“As we warned a few days ago, a media propaganda campaign on the ‘use of chemical weapons by Damascus’ has begun,” Zakharova wrote on Facebook.
Zakharova’s post was accompanied by a screenshot from a video being shared on social media allegedly showing a hospital in eastern Ghouta. The speaker in the video claims the people he is filming have been affected by “chlorine gas used by the regime.”
“There will be more of such videos, and they will be of different quality – either low-grade, like this one or of Hollywood level. There will be many fakes, the planned campaign is a massive one,” the Foreign Ministry spokeswoman said.
— WorldOnAlert (@worldonalert) July 2, 2017
On Saturday, a Syrian rebel group accused government forces of using chlorine gas against its fighters east of Damascus.
A Reuters report cited a militant group called Failaq al-Rahman which alleged that more than 30 people had “suffered suffocation as a result of the attack in Ain Tarma in the eastern Ghouta region.”
The Syrian army command denied the allegations in a statement run by state media saying that the army “has not used any chemical weapons in the past, and will not use them at any time.”

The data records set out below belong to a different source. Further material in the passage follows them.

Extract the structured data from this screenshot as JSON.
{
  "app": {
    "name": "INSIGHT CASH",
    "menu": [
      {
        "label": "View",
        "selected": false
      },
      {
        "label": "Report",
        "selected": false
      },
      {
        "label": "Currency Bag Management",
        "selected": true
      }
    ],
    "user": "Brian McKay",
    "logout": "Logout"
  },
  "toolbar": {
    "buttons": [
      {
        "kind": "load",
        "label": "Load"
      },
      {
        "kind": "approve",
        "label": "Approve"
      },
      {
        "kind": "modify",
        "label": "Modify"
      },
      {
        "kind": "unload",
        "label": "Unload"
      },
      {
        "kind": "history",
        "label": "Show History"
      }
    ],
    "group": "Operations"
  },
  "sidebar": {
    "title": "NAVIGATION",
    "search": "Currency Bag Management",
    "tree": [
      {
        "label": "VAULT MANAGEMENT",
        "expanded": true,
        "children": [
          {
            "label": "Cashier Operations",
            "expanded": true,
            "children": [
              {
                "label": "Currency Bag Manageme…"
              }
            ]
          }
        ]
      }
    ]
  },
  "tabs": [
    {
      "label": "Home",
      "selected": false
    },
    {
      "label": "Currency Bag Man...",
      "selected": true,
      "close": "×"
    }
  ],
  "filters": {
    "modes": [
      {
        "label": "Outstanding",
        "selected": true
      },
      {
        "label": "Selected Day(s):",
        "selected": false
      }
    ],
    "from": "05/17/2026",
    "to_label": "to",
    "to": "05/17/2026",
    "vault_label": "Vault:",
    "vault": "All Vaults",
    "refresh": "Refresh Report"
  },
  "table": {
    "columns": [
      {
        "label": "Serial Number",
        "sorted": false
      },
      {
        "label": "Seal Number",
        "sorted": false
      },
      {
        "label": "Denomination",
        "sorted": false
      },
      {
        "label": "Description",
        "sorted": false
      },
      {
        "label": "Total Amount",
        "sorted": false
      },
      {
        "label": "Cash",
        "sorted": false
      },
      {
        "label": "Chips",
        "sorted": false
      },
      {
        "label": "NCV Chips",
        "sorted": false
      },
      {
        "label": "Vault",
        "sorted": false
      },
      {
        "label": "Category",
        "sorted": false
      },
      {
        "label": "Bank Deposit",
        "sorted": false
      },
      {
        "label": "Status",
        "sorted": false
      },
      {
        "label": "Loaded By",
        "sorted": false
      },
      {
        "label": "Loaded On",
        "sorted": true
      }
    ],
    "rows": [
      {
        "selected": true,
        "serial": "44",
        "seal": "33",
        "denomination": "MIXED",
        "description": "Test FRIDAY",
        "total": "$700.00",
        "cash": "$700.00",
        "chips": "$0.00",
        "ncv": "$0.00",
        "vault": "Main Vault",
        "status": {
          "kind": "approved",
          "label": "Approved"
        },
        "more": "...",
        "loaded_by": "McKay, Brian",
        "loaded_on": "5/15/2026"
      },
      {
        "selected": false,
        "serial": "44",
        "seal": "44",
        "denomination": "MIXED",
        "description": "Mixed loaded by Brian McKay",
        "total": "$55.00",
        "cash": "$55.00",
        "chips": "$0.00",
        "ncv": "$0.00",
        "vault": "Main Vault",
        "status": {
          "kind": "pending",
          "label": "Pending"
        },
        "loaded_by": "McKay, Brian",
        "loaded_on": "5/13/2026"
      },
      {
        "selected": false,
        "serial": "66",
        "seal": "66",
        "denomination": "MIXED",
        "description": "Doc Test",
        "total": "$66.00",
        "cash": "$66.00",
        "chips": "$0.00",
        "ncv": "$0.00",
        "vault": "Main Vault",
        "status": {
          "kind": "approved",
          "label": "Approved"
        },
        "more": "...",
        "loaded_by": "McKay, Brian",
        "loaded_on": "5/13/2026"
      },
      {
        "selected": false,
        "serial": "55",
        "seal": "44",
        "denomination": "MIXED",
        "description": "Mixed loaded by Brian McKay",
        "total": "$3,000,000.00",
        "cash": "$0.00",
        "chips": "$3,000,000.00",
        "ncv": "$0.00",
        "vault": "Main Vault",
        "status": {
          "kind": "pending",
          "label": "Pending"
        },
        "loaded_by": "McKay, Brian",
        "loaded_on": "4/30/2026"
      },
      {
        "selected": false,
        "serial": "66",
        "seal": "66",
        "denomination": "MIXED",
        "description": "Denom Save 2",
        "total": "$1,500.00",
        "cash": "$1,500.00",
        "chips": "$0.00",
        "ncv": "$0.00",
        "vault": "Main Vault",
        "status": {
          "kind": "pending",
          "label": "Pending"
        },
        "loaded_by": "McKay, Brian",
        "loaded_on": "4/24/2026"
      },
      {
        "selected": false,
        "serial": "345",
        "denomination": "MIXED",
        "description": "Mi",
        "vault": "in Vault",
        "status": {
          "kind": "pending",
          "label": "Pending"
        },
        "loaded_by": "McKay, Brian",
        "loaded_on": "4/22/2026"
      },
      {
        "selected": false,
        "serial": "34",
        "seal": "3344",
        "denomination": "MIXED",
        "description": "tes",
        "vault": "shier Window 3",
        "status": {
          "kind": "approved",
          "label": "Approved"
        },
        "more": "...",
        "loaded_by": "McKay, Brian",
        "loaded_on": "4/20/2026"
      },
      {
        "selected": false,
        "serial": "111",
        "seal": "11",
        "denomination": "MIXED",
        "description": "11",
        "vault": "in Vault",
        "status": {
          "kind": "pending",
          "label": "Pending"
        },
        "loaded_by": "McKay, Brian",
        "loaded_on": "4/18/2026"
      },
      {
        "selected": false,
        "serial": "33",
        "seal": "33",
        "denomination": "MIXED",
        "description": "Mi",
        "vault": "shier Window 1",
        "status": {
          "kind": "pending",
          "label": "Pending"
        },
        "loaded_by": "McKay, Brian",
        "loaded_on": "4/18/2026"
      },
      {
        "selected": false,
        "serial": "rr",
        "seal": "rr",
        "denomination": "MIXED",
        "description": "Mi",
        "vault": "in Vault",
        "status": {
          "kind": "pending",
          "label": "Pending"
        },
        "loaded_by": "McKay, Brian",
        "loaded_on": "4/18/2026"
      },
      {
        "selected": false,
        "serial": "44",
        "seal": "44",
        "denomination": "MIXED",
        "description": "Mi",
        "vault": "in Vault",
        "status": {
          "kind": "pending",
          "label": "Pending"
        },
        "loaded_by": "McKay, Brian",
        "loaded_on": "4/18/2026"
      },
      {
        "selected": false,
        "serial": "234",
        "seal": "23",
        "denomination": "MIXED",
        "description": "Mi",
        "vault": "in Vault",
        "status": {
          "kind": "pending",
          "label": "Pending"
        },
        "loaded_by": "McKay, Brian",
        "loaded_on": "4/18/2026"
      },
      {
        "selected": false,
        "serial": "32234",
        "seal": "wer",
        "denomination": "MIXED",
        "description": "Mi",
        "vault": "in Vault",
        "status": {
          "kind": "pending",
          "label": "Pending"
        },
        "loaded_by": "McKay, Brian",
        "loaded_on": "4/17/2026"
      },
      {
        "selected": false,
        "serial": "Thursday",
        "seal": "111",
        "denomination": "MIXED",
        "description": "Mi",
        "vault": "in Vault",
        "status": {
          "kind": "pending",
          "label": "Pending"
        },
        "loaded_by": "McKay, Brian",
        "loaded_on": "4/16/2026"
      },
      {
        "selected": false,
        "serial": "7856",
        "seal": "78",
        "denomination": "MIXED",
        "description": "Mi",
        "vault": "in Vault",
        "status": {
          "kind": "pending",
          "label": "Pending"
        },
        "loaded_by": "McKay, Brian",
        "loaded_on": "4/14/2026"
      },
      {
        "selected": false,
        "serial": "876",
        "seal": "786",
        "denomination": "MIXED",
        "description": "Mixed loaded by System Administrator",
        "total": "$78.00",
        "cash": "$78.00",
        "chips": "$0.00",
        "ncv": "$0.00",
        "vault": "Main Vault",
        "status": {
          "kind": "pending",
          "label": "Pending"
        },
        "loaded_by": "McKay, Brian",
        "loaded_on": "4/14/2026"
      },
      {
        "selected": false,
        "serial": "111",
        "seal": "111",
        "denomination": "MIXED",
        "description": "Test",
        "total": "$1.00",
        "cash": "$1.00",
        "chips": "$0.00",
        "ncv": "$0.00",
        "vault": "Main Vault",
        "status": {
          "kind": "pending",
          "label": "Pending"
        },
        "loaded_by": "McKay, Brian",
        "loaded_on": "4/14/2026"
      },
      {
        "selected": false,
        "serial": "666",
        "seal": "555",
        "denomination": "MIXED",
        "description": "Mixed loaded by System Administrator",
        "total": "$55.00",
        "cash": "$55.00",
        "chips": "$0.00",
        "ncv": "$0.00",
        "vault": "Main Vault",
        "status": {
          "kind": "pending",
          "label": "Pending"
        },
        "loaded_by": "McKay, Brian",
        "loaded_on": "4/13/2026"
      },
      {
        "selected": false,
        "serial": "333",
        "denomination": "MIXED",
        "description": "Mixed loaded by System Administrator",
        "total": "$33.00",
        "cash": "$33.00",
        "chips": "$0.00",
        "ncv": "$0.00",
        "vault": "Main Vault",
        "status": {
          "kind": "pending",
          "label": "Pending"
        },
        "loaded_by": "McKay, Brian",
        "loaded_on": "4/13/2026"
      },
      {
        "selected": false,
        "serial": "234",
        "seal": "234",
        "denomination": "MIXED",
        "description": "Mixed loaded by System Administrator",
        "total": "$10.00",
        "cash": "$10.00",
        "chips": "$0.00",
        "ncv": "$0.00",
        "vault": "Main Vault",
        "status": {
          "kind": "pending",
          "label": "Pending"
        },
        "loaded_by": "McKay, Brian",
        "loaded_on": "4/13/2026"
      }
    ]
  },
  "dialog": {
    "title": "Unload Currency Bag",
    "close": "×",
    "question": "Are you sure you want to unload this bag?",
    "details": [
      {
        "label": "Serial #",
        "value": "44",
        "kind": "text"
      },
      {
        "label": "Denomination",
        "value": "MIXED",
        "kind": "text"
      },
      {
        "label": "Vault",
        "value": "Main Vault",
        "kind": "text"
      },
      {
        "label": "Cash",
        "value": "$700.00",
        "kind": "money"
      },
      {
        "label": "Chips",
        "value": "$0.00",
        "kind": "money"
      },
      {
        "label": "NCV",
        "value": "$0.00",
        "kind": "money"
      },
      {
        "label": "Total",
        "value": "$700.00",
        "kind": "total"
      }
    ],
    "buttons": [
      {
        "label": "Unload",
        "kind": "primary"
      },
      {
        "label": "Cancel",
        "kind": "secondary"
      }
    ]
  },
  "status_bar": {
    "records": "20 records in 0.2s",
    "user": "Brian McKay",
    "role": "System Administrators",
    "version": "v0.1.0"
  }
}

Syria also dismissed a report from the UN’s Organization for the Prohibition of Chemical Weapons (OPCW) on a chemical incident in the town of Idlib in April as one-sided, lacking evidence, and aimed at encouraging terrorists, as they are being defeated in many parts of Syria.
An OPCW report therefore “comes up with a fabricated and contrived narrative that has no credibility and cannot be accepted in any manner, because it is removed from logic and is concocted by a twisted imagination that only thinks about weaving conspiracies,” the Syrian Foreign Ministry’s Saturday statement said, as cited by Syria’s state SANA news agency.
Russian OPCW representative Alexander Shulgin has said the report is based on “questionable evidence.”
“The conclusions of this report are based on questionable data provided primarily by all kinds of the Syrian armed opposition groups and NGOs, including the infamous White Helmets,” he told RT.
The report’s fact-finding team did not visit the site of the alleged chemical attack near Idlib and relied only on evidence provided by “various NGOs” present at the scene and accounts from eyewitnesses, as well as medical specialists who treated the victims in “one of the neighboring countries.”
The report, which has been seen by RT, asserts that “the team was unable to implement a complete chain of custody, by the team, for samples from source.”
Alaa Ebrahim, a Syrian journalist, told RT on Sunday that alleging that the Syrian government has carried out chemical weapons attacks has become a common tactic employed by terrorists and rebel groups.
“Chemical weapons attack is a serious crime, and crimes should be investigated thoroughly – not just countless circumstantial evidences as it was in previous incidents,” he said.
“There have been allegations, intelligence, but we have no credible proof or evidence of what really happened,” Ebrahim explained, adding that the Syrian military is beating the militants in many parts of the country, and it would make no sense for it to use prohibited weapons, as it would play into the hands of the rebels.